    Weston, J., Shukralla, A., McKay, A. J., & Marson, A. G. (2015). Lacosamide add-on therapy for partial epilepsy. The Cochrane Database of Systematic Reviews, (6), p. CD008841. doi:10.1002/14651858.CD008841.pub2.
    Weston J, et al. Lacosamide Add-on Therapy for Partial Epilepsy. Cochrane Database Syst Rev. 2015 Jun 16;(6)CD008841. PubMed PMID: 26077821.
    * Article titles in AMA citation format should be in sentence-case
    TY - JOUR T1 - Lacosamide add-on therapy for partial epilepsy. AU - Weston,Jennifer, AU - Shukralla,Arif, AU - McKay,Andrew J, AU - Marson,Anthony G, Y1 - 2015/06/16/ PY - 2015/6/17/entrez PY - 2015/6/17/pubmed PY - 2016/2/11/medline SP - CD008841 EP - CD008841 JF - The Cochrane database of systematic reviews JO - Cochrane Database Syst Rev IS - 6 N2 - BACKGROUND: Around half of people with epilepsy will not achieve seizure freedom on their first antiepileptic drug; many will require add-on treatment with another drug. Sometimes multiple treatment combinations are tried to achieve maximum seizure control, although around a third of people do not achieve complete seizure control.

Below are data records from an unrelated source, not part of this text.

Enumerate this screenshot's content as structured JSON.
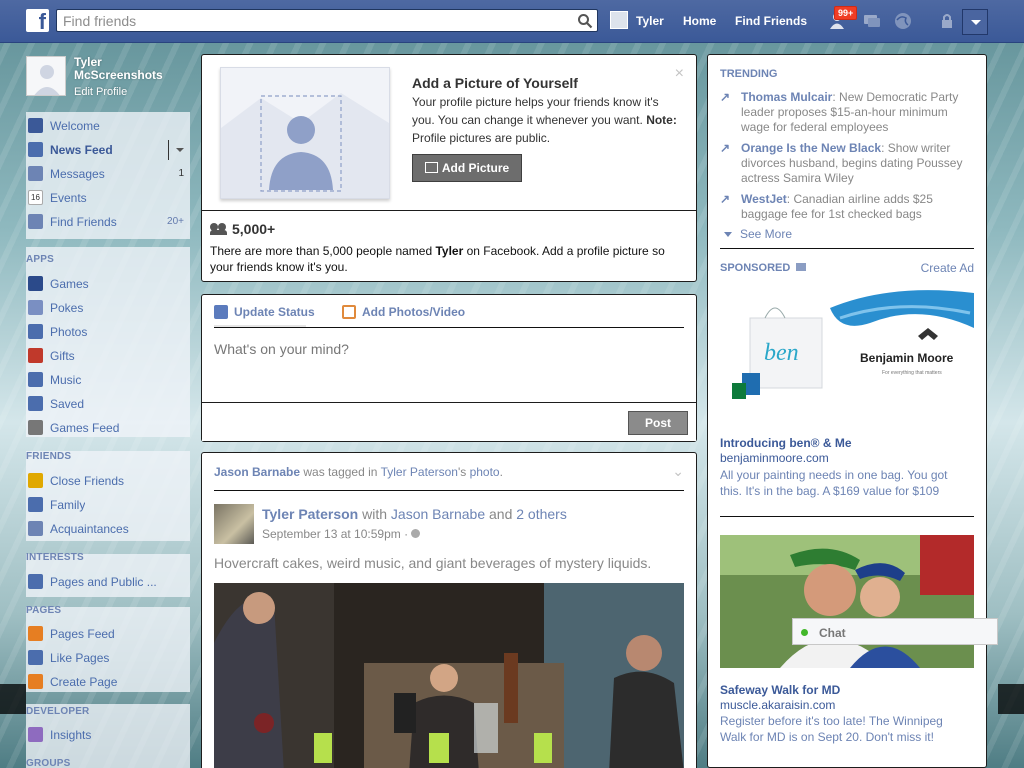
{
  "topbar": {
    "logo": "f",
    "search_placeholder": "Find friends",
    "user": "Tyler",
    "home": "Home",
    "find_friends": "Find Friends",
    "notif_count": "99+",
    "icons": [
      "friend-requests-icon",
      "messages-icon",
      "notifications-icon",
      "privacy-icon",
      "settings-icon"
    ]
  },
  "sidebar": {
    "profile_name": "Tyler McScreenshots",
    "edit_profile": "Edit Profile",
    "favorites": [
      {
        "label": "Welcome",
        "count": "",
        "icon": "welcome-icon",
        "color": "#3b5998"
      },
      {
        "label": "News Feed",
        "count": "",
        "icon": "news-feed-icon",
        "color": "#4b6dad"
      },
      {
        "label": "Messages",
        "count": "1",
        "icon": "messages-icon",
        "color": "#6d84b4"
      },
      {
        "label": "Events",
        "count": "",
        "icon": "calendar-icon",
        "color": "#c0392b"
      },
      {
        "label": "Find Friends",
        "count": "20+",
        "icon": "find-friends-icon",
        "color": "#6d84b4"
      }
    ],
    "apps_head": "APPS",
    "apps": [
      {
        "label": "Games",
        "icon": "games-icon",
        "color": "#2b4a8a"
      },
      {
        "label": "Pokes",
        "icon": "pokes-icon",
        "color": "#7a8fc2"
      },
      {
        "label": "Photos",
        "icon": "photos-icon",
        "color": "#4b6dad"
      },
      {
        "label": "Gifts",
        "icon": "gift-icon",
        "color": "#c0392b"
      },
      {
        "label": "Music",
        "icon": "music-icon",
        "color": "#4b6dad"
      },
      {
        "label": "Saved",
        "icon": "saved-icon",
        "color": "#4b6dad"
      },
      {
        "label": "Games Feed",
        "icon": "gamepad-icon",
        "color": "#555555"
      }
    ],
    "friends_head": "FRIENDS",
    "friends": [
      {
        "label": "Close Friends",
        "icon": "star-icon",
        "color": "#e0a800"
      },
      {
        "label": "Family",
        "icon": "family-icon",
        "color": "#4b6dad"
      },
      {
        "label": "Acquaintances",
        "icon": "acquaintances-icon",
        "color": "#6d84b4"
      }
    ],
    "interests_head": "INTERESTS",
    "interests": [
      {
        "label": "Pages and Public ...",
        "icon": "rss-icon",
        "color": "#4b6dad"
      }
    ],
    "pages_head": "PAGES",
    "pages": [
      {
        "label": "Pages Feed",
        "icon": "pages-feed-icon",
        "color": "#e67e22"
      },
      {
        "label": "Like Pages",
        "icon": "like-icon",
        "color": "#4b6dad"
      },
      {
        "label": "Create Page",
        "icon": "create-page-icon",
        "color": "#e67e22"
      }
    ],
    "developer_head": "DEVELOPER",
    "developer": [
      {
        "label": "Insights",
        "icon": "insights-icon",
        "color": "#8e6bbf"
      }
    ],
    "groups_head": "GROUPS"
  },
  "profile_prompt": {
    "title": "Add a Picture of Yourself",
    "text": "Your profile picture helps your friends know it's you. You can change it whenever you want.",
    "note_label": "Note:",
    "note_text": " Profile pictures are public.",
    "button": "Add Picture",
    "count": "5,000+",
    "desc_pre": "There are more than 5,000 people named ",
    "desc_name": "Tyler",
    "desc_post": " on Facebook. Add a profile picture so your friends know it's you."
  },
  "composer": {
    "tab_status": "Update Status",
    "tab_photos": "Add Photos/Video",
    "placeholder": "What's on your mind?",
    "post": "Post"
  },
  "story": {
    "head_actor": "Jason Barnabe",
    "head_mid": " was tagged in ",
    "head_owner": "Tyler Paterson",
    "head_poss": "'s ",
    "head_obj": "photo",
    "head_end": ".",
    "actor": "Tyler Paterson",
    "with": " with ",
    "tagged": "Jason Barnabe",
    "and": " and ",
    "others": "2 others",
    "time": "September 13 at 10:59pm · ",
    "text": "Hovercraft cakes, weird music, and giant beverages of mystery liquids."
  },
  "trending": {
    "head": "TRENDING",
    "items": [
      {
        "topic": "Thomas Mulcair",
        "desc": ": New Democratic Party leader proposes $15-an-hour minimum wage for federal employees"
      },
      {
        "topic": "Orange Is the New Black",
        "desc": ": Show writer divorces husband, begins dating Poussey actress Samira Wiley"
      },
      {
        "topic": "WestJet",
        "desc": ": Canadian airline adds $25 baggage fee for 1st checked bags"
      }
    ],
    "see_more": "See More"
  },
  "sponsored": {
    "head": "SPONSORED",
    "create_ad": "Create Ad",
    "ads": [
      {
        "image_brand": "Benjamin Moore",
        "image_tagline": "For everything that matters",
        "image_bag": "ben",
        "title": "Introducing ben® & Me",
        "domain": "benjaminmoore.com",
        "text": "All your painting needs in one bag. You got this. It's in the bag. A $169 value for $109"
      },
      {
        "title": "Safeway Walk for MD",
        "domain": "muscle.akaraisin.com",
        "text": "Register before it's too late! The Winnipeg Walk for MD is on Sept 20. Don't miss it!"
      }
    ]
  },
  "chat": {
    "label": "Chat"
  }
}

Lacosamide is an antiepileptic drug that has been licensed as an add-on treatment for partial epilepsy. OBJECTIVES: To evaluate the efficacy and tolerability of lacosamide when used as an add-on treatment for patients with drug-resistant partial epilepsy. SEARCH METHODS: We searched the Cochrane Epilepsy Group's Specialized Register (21 May 2015), the Cochrane Central Register of Controlled Trials (CENTRAL , The Cochrane Library Issue 4, April 2015), MEDLINE (Ovid, 1946 to 21 May 2015), Scopus (1823 to 13 November 2014), ClinicalTrials.gov (21 May 2015) and the WHO International Clinical Trials Registry Platform (ICTRP, 21 May 2015). We imposed no language restrictions. We contacted UCB (sponsors of lacosamide) and experts in the field. SELECTION CRITERIA: Randomised controlled trials of add-on lacosamide in people with drug-resistant partial epilepsy. DATA COLLECTION AND ANALYSIS: Two review authors independently assessed trials for inclusion and extracted the relevant data. We assessed the following outcomes: (1) 50% or greater reduction in seizure frequency; (2) seizure freedom; (3) treatment withdrawal for any reason; and (4) adverse events. Primary analyses were intention-to-treat. Summary risk ratios were estimated for each outcome. MAIN RESULTS: We included three trials in our review (1311 participants), which were classified as having low risk of bias. All trials were placebo-controlled and assessed doses ranging from 200 mg to 600 mg per day. Trial duration ranged from 24 to 26 weeks. All trials used adequate methods of randomisation and were double-blind. Overall the quality of the evidence was rated as moderate to high. The overall risk ratio for a 50% or greater reduction in seizure frequency for all doses of lacosamide compared with placebo was 1.70 (95% confidence interval (CI) 1.38 to 2.10); for seizure freedom for all doses of lacosamide compared with placebo was 2.50 (95% CI 0.85 to 7.34); and for treatment withdrawal for all doses of lacosamide compared with placebo was 1.88 (95% CI 1.40 to 2.52). Adverse effects significantly associated with lacosamide were abnormal co-ordination (risk ratio (RR) 6.12, 99% CI 1.35 to 27.77), diplopia (RR 5.29, 99% CI 1.97 to 14.23), dizziness (RR 3.53, 99% CI 2.20 to 5.68), nausea (RR 2.37, 99% CI 1.23 to 4.58) and vomiting (RR 3.49, 99% CI 1.43 to 8.54). Adverse effects that were not statistically significant were headache (RR 1.34, 99% CI 0.83 to 2.18), fatigue (RR 2.11, 99% CI 0.92 to 4.85), nystagmus (RR 1.47, 99% CI 0.61 to 3.52) and somnolence (RR 1.44, 99% CI 0.67 to 3.09). AUTHORS' CONCLUSIONS: This review has shown lacosamide to be effective and fairly well tolerated in the short term when used as add-on treatment for drug-resistant partial epilepsy in adults. Higher doses of lacosamide may be more associated with adverse effects and withdrawal of the drug than lower doses. Additional evidence on children is needed, and longer-term efficacy is unknown. SN - 1469-493X UR - https://www.unboundmedicine.com/medline/citation/26077821/Lacosamide_add_on_therapy_for_partial_epilepsy_ L2 - https://doi.org/10.1002/14651858.CD008841.pub2 DB - PRIME DP - Unbound Medicine ER -